What the exercise asks —
Repeat the listing in full. Nothing may be added or left out.

######

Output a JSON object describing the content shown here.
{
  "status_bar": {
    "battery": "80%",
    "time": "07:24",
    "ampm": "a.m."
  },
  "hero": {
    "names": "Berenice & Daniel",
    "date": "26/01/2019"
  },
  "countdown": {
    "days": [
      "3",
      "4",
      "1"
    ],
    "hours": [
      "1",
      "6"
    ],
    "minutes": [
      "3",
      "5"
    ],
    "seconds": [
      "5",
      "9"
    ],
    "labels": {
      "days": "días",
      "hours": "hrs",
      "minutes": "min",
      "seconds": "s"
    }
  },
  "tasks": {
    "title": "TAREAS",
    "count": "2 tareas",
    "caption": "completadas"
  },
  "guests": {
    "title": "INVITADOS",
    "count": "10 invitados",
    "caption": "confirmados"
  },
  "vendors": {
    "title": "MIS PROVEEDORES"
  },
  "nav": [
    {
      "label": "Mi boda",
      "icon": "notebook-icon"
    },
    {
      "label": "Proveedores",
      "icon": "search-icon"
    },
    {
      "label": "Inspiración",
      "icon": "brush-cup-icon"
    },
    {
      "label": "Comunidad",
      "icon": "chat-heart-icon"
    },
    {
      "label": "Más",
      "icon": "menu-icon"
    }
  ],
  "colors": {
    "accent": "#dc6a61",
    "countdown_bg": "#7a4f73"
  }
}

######

Result of the exercise —
Output a JSON object describing the content shown here.
{
  "status_bar": {
    "battery": "80%",
    "time": "07:24",
    "ampm": "a.m."
  },
  "hero": {
    "names": "Berenice & Daniel",
    "date": "26/01/2019"
  },
  "countdown": {
    "days": [
      "3",
      "4",
      "1"
    ],
    "hours": [
      "1",
      "6"
    ],
    "minutes": [
      "3",
      "5"
    ],
    "seconds": [
      "5",
      "9"
    ],
    "labels": {
      "days": "días",
      "hours": "hrs",
      "minutes": "min",
      "seconds": "s"
    }
  },
  "tasks": {
    "title": "TAREAS",
    "count": "2 tareas",
    "caption": "completadas"
  },
  "guests": {
    "title": "INVITADOS",
    "count": "10 invitados",
    "caption": "confirmados"
  },
  "vendors": {
    "title": "MIS PROVEEDORES"
  },
  "nav": [
    {
      "label": "Mi boda",
      "icon": "notebook-icon"
    },
    {
      "label": "Proveedores",
      "icon": "search-icon"
    },
    {
      "label": "Inspiración",
      "icon": "brush-cup-icon"
    },
    {
      "label": "Comunidad",
      "icon": "chat-heart-icon"
    },
    {
      "label": "Más",
      "icon": "menu-icon"
    }
  ],
  "colors": {
    "accent": "#dc6a61",
    "countdown_bg": "#7a4f73"
  }
}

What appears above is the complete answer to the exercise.